Though they'd had minor Canadian hits with Cornflakes And Ice Cream, The Popcorn Man and Candy Rainbow in 1967-68, a US breakthrough never came, and by September 1968 they were evolving into a different sort of act. Agnello was replaced by Bob Home, and - having changed their name to Nucleus and adopted a jazzier, more improvisational approach in daylong rehearsals - they recorded their sole LP for Chicago's Mainstream label, with all songs penned by Fitzpatrick.
Musically it ranges from the deranged Jenny Wakes Up to the intense Communication. Issued as Mainstream S-6120 in April 1969 (its release having been briefly delayed by what Billboard described as 'a technical complication'), the album sold poorly, though it attracted considerable cult interest, with the single version of Communication receiving heavy underground airplay.

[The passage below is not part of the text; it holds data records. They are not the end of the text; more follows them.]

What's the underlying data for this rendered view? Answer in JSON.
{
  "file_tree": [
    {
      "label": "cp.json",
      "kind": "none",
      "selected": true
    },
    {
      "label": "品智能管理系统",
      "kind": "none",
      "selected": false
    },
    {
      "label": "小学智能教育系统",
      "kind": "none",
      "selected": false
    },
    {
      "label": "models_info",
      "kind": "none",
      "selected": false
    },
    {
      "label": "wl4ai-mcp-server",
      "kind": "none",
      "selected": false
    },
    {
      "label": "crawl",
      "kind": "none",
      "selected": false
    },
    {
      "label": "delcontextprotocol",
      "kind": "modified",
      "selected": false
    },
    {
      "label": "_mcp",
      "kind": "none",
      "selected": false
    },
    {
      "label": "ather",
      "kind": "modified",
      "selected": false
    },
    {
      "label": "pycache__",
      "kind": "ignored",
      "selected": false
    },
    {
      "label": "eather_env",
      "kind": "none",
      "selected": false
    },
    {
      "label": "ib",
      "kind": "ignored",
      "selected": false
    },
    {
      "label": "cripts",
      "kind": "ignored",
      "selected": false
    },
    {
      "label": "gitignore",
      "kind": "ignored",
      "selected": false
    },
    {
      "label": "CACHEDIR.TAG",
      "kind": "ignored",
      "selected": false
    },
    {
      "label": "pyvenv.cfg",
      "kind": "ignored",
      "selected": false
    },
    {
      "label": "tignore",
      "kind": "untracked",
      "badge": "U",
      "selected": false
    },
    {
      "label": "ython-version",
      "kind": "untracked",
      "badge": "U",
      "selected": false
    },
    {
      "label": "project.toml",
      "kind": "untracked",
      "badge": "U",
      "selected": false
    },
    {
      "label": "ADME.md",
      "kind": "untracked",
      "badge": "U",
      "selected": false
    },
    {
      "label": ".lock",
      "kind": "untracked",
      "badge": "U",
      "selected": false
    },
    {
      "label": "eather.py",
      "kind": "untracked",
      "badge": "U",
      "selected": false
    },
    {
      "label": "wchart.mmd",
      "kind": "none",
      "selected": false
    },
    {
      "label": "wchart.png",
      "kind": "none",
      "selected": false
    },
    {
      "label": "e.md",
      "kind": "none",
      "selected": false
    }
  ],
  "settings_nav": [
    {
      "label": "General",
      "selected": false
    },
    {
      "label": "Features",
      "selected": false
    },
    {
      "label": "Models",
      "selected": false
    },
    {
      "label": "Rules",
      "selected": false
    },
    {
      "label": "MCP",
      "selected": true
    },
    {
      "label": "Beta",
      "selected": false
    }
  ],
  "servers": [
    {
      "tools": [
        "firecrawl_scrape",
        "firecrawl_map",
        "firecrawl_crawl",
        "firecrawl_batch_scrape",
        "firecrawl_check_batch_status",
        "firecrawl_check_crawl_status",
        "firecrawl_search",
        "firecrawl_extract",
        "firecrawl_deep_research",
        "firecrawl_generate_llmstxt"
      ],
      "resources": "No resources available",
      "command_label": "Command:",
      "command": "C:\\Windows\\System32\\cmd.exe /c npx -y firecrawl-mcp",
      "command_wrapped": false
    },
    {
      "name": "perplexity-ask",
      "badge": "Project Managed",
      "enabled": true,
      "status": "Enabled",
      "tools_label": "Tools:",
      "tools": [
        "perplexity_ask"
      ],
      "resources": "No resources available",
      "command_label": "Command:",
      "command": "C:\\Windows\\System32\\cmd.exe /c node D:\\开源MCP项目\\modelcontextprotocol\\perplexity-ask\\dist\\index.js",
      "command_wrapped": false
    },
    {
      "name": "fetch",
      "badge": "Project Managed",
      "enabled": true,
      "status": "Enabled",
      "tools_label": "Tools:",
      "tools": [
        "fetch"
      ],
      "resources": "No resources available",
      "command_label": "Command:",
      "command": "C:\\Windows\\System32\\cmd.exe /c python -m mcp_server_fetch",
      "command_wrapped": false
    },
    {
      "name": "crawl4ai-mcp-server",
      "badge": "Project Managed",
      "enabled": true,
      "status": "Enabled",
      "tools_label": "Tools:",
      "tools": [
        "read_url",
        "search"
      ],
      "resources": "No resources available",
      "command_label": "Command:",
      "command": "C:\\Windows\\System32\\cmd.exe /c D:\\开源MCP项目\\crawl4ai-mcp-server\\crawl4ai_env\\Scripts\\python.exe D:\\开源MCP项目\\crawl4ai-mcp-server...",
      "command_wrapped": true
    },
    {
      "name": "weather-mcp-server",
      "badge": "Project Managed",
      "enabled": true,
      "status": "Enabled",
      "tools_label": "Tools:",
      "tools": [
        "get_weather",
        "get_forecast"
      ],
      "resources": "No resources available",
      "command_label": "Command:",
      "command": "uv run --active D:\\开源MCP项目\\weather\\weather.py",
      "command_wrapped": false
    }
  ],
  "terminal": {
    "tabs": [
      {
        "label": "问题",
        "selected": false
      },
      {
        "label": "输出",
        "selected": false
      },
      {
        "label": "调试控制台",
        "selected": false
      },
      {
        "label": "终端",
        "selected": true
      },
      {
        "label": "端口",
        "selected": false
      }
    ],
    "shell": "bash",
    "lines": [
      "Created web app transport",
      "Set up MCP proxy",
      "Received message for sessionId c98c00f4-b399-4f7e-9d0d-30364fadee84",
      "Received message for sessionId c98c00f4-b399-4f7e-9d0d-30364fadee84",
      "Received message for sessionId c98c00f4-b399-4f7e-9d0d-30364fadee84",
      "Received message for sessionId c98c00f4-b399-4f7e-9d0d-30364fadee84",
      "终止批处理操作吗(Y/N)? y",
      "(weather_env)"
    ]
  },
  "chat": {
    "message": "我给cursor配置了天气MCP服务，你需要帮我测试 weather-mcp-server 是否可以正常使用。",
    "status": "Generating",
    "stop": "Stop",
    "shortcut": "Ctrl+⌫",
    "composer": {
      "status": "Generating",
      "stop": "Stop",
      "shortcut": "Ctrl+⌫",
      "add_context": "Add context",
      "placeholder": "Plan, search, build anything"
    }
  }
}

On May 24th 1969 Billboard reported that 'Nucleus seem to be on the verge of breaking through internationally', but it wasn't to be. By 1970 the band was frustrated with their failure to make commercial headway, and though further 45s had appeared (Johnny Peace / Ernie's Gone and Wonder Girl / Help Me Find Some Peace), they split at the end of the year, with Taylor, Leggat and Home joining ex-Leather members Alex Machin and Paul Naumann to become A Foot In Coldwater.